**Exercise aim**
Go through the data below and return each line where the string "value" occurs.

-------- Data for review --------

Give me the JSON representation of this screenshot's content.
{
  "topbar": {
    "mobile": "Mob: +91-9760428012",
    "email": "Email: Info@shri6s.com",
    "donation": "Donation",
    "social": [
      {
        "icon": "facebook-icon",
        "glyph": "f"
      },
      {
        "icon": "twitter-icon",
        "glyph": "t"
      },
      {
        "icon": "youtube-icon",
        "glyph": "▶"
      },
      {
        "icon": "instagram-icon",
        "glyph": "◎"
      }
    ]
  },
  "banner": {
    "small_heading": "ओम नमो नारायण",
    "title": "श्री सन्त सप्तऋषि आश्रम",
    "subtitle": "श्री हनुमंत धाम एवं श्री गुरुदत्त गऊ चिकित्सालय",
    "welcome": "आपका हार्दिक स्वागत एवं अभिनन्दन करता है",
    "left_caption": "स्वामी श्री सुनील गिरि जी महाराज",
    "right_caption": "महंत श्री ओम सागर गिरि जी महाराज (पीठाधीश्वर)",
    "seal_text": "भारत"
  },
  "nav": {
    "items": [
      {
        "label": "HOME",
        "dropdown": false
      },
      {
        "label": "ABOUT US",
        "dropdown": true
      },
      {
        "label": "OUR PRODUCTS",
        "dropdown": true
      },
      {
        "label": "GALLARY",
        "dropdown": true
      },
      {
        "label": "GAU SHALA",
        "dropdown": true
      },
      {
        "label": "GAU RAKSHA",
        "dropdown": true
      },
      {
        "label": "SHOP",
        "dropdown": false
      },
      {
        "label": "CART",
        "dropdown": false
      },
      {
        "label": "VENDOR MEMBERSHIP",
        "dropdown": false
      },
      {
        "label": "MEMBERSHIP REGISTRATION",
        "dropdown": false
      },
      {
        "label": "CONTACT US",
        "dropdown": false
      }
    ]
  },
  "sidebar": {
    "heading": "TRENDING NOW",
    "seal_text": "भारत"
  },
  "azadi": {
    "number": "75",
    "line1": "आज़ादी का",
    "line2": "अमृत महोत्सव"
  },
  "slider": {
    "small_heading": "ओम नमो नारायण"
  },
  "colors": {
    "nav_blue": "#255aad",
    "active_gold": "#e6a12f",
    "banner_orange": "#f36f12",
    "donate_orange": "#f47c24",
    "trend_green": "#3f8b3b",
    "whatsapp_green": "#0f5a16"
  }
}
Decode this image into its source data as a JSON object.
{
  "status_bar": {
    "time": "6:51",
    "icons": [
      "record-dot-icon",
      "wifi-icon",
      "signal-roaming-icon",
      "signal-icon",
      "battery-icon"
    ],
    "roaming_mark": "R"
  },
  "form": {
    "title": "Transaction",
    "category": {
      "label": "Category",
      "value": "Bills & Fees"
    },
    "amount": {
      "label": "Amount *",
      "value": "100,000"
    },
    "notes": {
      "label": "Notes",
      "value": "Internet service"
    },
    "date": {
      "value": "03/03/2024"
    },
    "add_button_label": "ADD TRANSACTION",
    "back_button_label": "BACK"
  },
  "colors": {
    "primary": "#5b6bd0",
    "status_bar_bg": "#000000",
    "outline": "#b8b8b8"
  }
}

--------

**Result below**
      "value": "Bills & Fees"
      "value": "100,000"
      "value": "Internet service"
      "value": "03/03/2024"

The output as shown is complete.